DIRECTIONS FOR THIS TASK — Every entry that follows should be repeated exactly; drop the images.

*** DATA FOR THE TASK ***

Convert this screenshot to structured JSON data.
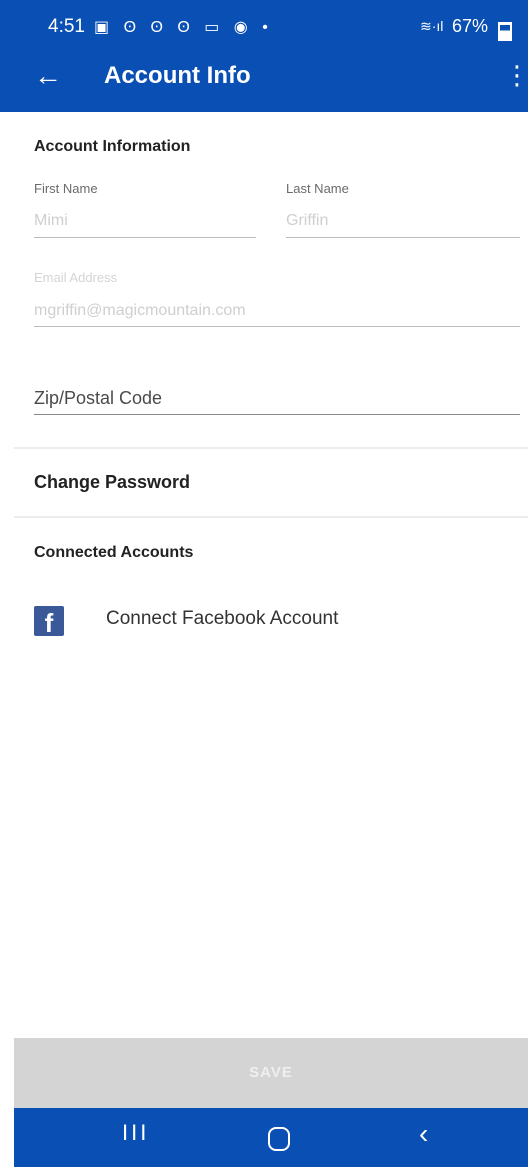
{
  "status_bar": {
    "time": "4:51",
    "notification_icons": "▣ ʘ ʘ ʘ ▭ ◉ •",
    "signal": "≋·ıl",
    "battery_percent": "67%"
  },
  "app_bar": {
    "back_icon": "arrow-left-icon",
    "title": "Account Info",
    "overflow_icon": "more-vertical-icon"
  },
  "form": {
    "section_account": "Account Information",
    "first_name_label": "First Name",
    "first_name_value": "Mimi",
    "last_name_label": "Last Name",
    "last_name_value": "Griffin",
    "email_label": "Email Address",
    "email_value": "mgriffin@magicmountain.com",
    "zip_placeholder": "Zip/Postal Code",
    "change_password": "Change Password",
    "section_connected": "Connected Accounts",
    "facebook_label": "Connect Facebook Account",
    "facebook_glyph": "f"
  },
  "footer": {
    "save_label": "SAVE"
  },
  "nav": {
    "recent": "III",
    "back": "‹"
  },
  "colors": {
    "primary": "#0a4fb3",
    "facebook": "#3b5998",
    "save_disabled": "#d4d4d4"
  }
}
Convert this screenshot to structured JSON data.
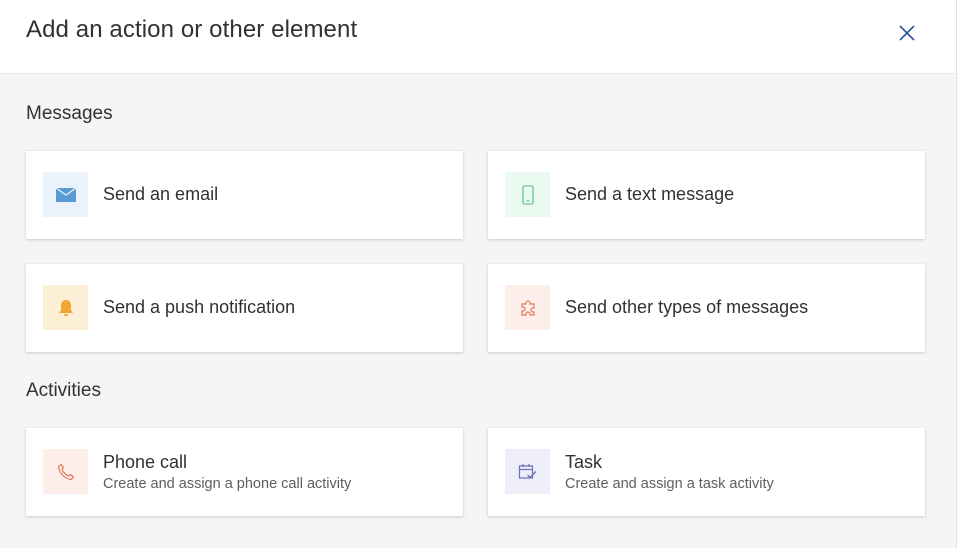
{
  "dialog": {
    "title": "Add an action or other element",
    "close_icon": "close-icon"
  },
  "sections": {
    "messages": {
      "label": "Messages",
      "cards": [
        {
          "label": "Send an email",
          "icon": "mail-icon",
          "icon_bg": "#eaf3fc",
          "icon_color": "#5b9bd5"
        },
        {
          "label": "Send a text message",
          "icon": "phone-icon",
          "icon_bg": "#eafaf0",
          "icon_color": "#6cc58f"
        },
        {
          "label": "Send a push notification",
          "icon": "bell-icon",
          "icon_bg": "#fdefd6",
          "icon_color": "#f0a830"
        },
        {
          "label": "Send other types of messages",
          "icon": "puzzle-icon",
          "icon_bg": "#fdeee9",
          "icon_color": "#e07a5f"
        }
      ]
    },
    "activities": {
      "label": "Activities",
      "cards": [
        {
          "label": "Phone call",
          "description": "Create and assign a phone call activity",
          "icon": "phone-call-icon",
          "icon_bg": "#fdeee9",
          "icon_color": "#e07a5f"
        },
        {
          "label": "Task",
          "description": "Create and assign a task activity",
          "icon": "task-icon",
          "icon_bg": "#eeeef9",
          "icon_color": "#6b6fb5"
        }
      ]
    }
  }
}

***

TASK RESPONSE —
Convert this screenshot to structured JSON data.
{
  "status_bar": {
    "time": "4:51",
    "notification_icons": "▣ ʘ ʘ ʘ ▭ ◉ •",
    "signal": "≋·ıl",
    "battery_percent": "67%"
  },
  "app_bar": {
    "back_icon": "arrow-left-icon",
    "title": "Account Info",
    "overflow_icon": "more-vertical-icon"
  },
  "form": {
    "section_account": "Account Information",
    "first_name_label": "First Name",
    "first_name_value": "Mimi",
    "last_name_label": "Last Name",
    "last_name_value": "Griffin",
    "email_label": "Email Address",
    "email_value": "mgriffin@magicmountain.com",
    "zip_placeholder": "Zip/Postal Code",
    "change_password": "Change Password",
    "section_connected": "Connected Accounts",
    "facebook_label": "Connect Facebook Account",
    "facebook_glyph": "f"
  },
  "footer": {
    "save_label": "SAVE"
  },
  "nav": {
    "recent": "III",
    "back": "‹"
  },
  "colors": {
    "primary": "#0a4fb3",
    "facebook": "#3b5998",
    "save_disabled": "#d4d4d4"
  }
}
Convert this screenshot to structured JSON data.
{
  "dialog": {
    "title": "Add an action or other element",
    "close_icon": "close-icon"
  },
  "sections": {
    "messages": {
      "label": "Messages",
      "cards": [
        {
          "label": "Send an email",
          "icon": "mail-icon",
          "icon_bg": "#eaf3fc",
          "icon_color": "#5b9bd5"
        },
        {
          "label": "Send a text message",
          "icon": "phone-icon",
          "icon_bg": "#eafaf0",
          "icon_color": "#6cc58f"
        },
        {
          "label": "Send a push notification",
          "icon": "bell-icon",
          "icon_bg": "#fdefd6",
          "icon_color": "#f0a830"
        },
        {
          "label": "Send other types of messages",
          "icon": "puzzle-icon",
          "icon_bg": "#fdeee9",
          "icon_color": "#e07a5f"
        }
      ]
    },
    "activities": {
      "label": "Activities",
      "cards": [
        {
          "label": "Phone call",
          "description": "Create and assign a phone call activity",
          "icon": "phone-call-icon",
          "icon_bg": "#fdeee9",
          "icon_color": "#e07a5f"
        },
        {
          "label": "Task",
          "description": "Create and assign a task activity",
          "icon": "task-icon",
          "icon_bg": "#eeeef9",
          "icon_color": "#6b6fb5"
        }
      ]
    }
  }
}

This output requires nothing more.